Bartels, Larry M. 2008. Unequal Democracy: The Political Economy of the New Gilded Age. Princeton: Princeton University Press.
Belman, Dale and Paul J. Wolfson. 2014. What Does the Minimum Wage Do? Kalamazoo, MI: W.E. Upjohn Institute for Employment Research.
Boix, Carles. 2003. Democracy and Redistribution. Cambridge and New York: Cambridge University Press.
Gilens, Martin. 2012. Affluence & Influence: Economic Inequality and Political Power in America. Princeton and New York: Princeton University Press/Russell Sage Foundation.
Hacker, Jacob S. & Paul Pierson. 2010. Winner-Take-All Politics: How Washington Made the Rich Richer — And Turned its Back on the Middle Class. New York: Simon & Schuster.
Haveman, Robert, Gary Sandefeur, Barbara Wolfe, and Andrea Voyer. 2004. “Trends in Children’s Attainments and Their Determinants as Family Income Inequality Has Increased.” in Kathryn Neckerman ed., Social Inequality. New York: Russell Sage Foundation.
Levin-Waldman, Oren M. 2013. “Income, Civic Participation and Achieving Greater Democracy. Journal of Socio-Economics. 43,2:83-92.
Meltzer, Alan H. and Scott F. Richard. 1981. “A Rational Theory of the Size of Government.” Journal of Political Economy. 89,5: 914-927.
Piketty, Thomas. 2014. Capital in the Twenty-First Century.

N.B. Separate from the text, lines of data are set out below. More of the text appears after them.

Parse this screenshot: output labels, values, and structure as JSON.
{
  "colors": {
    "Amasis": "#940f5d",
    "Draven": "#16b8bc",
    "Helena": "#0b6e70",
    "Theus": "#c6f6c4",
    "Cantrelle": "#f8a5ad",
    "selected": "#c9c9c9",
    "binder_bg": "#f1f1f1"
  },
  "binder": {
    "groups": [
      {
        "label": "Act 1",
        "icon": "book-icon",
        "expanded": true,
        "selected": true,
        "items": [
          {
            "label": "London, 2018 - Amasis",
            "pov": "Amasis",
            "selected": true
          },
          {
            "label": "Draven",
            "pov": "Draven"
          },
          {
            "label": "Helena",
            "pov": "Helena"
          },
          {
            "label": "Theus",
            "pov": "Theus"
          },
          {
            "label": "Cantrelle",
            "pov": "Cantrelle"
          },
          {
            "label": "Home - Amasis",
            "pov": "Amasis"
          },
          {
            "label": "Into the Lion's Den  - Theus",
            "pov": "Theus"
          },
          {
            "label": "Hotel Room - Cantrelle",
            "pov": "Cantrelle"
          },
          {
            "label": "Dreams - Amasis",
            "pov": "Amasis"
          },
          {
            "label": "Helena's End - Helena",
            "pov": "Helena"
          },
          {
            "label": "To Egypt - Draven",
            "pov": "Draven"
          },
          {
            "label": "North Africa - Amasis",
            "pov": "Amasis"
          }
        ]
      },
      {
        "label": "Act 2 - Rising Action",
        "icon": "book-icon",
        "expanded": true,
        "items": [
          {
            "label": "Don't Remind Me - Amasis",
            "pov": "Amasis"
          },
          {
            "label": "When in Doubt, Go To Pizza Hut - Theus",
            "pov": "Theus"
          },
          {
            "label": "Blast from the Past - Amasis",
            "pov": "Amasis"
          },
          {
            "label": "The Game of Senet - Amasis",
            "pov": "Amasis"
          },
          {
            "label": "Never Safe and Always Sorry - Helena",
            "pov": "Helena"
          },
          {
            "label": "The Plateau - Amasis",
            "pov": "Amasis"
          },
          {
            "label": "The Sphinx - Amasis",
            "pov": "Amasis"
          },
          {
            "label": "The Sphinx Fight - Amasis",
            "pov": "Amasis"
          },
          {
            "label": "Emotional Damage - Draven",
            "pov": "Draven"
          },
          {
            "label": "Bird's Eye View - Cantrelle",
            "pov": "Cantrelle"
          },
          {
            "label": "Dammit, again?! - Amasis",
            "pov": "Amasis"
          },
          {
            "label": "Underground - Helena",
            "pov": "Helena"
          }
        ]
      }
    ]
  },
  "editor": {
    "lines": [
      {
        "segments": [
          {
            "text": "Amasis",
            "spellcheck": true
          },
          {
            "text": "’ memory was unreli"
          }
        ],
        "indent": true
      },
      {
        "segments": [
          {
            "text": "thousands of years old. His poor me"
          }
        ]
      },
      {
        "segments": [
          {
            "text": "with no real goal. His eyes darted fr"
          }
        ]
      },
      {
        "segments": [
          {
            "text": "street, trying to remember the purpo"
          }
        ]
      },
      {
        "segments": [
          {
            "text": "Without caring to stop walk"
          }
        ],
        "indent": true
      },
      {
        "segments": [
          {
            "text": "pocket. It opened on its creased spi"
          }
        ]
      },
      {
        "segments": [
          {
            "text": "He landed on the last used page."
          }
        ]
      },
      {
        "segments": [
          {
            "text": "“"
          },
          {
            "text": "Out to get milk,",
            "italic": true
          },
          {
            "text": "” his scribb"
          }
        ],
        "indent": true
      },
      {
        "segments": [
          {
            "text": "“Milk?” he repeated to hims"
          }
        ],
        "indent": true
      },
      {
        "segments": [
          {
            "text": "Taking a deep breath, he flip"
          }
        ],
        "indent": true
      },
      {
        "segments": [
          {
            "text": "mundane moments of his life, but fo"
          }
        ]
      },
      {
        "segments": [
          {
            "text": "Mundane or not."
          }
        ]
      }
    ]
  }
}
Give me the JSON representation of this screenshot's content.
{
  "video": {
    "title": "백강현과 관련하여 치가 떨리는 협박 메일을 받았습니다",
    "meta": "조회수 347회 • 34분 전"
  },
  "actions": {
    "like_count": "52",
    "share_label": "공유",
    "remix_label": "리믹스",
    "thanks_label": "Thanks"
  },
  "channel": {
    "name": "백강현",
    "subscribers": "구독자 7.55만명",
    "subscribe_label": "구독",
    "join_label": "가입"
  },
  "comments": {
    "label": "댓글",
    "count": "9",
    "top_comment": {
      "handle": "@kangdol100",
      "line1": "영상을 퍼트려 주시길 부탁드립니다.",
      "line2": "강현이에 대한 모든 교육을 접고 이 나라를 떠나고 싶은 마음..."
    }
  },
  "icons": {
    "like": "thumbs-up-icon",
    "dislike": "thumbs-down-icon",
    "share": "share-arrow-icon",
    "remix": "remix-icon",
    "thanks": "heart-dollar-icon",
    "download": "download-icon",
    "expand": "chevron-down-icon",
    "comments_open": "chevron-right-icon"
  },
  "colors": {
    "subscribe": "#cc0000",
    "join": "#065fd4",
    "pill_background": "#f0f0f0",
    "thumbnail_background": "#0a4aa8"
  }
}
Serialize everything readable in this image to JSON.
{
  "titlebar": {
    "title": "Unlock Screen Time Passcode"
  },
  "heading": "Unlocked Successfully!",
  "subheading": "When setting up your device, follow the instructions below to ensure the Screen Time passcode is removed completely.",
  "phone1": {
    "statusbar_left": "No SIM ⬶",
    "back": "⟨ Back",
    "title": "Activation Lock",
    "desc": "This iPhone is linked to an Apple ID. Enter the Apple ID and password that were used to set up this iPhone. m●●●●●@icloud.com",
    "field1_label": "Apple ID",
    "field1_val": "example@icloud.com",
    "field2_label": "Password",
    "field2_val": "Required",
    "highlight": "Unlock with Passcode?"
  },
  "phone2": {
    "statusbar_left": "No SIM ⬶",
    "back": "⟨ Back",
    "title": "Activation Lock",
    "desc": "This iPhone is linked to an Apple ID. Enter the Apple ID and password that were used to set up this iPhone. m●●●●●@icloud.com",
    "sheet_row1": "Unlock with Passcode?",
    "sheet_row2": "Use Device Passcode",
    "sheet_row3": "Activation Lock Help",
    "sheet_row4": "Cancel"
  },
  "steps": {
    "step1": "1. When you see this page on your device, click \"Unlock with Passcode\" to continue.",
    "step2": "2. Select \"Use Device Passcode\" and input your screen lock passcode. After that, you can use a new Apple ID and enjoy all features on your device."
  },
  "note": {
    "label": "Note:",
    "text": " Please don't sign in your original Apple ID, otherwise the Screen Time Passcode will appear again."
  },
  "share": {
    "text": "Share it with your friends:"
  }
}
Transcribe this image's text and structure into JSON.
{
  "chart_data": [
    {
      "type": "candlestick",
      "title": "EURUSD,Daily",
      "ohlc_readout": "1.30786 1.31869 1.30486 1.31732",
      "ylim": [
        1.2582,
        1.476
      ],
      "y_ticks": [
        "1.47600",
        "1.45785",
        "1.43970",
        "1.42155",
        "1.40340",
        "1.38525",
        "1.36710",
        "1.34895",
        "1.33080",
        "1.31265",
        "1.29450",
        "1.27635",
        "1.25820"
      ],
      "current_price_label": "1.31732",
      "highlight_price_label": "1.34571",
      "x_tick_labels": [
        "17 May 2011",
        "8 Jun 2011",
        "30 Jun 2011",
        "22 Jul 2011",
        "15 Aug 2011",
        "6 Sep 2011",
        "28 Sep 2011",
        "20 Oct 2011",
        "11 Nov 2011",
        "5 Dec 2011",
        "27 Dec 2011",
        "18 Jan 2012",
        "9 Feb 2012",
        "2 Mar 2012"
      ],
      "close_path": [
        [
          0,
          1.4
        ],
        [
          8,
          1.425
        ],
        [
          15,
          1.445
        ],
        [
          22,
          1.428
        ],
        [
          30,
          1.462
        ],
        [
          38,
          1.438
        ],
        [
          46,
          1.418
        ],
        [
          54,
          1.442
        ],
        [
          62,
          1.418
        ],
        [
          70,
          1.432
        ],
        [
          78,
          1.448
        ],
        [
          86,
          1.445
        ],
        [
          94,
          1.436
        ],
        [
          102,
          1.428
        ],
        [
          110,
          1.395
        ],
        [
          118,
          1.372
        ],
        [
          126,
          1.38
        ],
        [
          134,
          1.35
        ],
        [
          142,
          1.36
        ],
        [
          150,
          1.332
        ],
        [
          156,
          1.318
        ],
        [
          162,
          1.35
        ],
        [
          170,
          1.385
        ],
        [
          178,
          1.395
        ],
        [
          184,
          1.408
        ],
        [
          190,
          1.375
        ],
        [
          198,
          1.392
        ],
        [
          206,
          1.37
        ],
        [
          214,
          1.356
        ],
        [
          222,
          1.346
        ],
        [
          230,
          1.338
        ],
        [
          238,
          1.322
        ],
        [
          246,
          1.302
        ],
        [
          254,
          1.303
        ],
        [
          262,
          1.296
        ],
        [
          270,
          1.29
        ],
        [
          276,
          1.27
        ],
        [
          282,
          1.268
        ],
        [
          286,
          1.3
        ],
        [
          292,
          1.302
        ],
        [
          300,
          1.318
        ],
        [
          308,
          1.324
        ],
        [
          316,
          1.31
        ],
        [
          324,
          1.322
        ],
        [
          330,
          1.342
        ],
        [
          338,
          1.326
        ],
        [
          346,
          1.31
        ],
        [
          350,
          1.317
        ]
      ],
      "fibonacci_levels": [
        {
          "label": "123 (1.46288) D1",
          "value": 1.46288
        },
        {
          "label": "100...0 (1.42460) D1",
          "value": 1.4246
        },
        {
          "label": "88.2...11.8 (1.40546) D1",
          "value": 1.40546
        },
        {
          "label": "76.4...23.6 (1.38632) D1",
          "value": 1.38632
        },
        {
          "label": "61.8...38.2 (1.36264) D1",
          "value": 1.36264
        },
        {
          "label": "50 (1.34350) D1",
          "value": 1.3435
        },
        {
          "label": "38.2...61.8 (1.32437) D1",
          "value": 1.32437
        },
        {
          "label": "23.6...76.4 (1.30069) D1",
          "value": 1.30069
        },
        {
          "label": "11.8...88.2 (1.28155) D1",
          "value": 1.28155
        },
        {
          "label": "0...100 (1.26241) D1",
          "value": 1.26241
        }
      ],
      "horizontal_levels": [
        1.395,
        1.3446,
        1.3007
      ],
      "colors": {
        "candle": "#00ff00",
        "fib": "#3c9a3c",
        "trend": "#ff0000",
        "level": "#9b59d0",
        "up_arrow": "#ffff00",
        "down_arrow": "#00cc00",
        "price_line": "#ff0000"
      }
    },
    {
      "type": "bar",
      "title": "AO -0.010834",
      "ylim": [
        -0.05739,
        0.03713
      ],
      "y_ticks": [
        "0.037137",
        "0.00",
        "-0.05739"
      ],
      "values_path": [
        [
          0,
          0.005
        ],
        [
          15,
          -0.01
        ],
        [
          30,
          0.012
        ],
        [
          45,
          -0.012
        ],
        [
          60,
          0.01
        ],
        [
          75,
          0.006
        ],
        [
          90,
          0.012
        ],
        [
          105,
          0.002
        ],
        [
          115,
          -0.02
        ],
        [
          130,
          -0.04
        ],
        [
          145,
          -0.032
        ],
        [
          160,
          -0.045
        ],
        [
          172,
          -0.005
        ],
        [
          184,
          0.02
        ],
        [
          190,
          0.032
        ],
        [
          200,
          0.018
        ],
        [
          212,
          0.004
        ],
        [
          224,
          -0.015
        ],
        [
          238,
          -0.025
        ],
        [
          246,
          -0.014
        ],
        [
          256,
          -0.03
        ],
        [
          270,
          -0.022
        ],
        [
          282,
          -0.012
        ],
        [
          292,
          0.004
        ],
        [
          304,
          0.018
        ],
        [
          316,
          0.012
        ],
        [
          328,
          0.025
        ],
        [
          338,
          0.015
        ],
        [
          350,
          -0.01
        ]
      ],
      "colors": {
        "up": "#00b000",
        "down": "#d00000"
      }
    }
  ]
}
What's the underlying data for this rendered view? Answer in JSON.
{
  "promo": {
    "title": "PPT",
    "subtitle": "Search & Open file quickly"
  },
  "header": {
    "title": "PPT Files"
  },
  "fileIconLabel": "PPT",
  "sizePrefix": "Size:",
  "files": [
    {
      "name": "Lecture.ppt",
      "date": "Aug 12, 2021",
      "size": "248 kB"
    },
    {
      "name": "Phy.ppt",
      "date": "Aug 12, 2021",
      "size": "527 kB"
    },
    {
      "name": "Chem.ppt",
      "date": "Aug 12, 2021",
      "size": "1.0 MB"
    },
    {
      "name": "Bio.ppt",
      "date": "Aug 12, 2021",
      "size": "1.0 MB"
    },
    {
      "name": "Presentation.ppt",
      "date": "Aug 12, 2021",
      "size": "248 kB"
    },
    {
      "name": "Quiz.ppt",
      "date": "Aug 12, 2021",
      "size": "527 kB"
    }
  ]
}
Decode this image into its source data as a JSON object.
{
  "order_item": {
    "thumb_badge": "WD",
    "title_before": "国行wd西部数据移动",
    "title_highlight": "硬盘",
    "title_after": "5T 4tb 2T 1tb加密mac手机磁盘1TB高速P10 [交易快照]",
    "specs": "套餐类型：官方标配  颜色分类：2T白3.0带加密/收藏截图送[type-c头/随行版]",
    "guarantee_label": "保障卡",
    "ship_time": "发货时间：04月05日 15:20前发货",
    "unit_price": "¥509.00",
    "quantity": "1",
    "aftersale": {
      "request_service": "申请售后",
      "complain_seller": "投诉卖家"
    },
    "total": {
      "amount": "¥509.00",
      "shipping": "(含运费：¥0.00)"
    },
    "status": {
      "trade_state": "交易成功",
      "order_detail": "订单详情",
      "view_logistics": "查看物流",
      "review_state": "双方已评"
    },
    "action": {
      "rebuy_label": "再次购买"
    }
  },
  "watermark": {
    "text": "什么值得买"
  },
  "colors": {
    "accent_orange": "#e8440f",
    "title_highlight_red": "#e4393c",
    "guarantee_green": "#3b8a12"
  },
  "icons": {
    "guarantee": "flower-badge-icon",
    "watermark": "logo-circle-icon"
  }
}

Cambridge, MA and London: Belknap Press of Harvard University Press.
Putnam, Robert. 2000. Bowling Alone: The Collapse and Revival of American Community. New York: Simon & Schuster.
Sen, Amartya. 1999. Development as Freedom. New York: Anchor Books.
Stiglitz, Joseph E. 2012. The Price of Inequality. New York: W.W. Norton.
Uslaner, Eric. 2008. “The Foundations of Trust: Macro and Micro.” Cambridge Journal of Economics. 32:289-294.
—————– and Mitchell Brown. 2005. “Inequality, Trust, and Civic Engagement.” American Politics Research. 33,6 (November):868-894.
Volscho, Thomas W. Jr. and Nathan J. Kelly. 2012. “The Rise of the Super-Rich: Power Resources, Taxes, Financial Markets, and the Dynamics of the Top 1 Percent, 1949-2008.” American Sociological Review. 77,5:679-699.
Zetterbaum, Marvin. 1987. “Alexis De Tocqueville.” In Leo Strauss and Joseph Cropsey eds., History of Political Philosophy. Chicago: University of Chicago Press.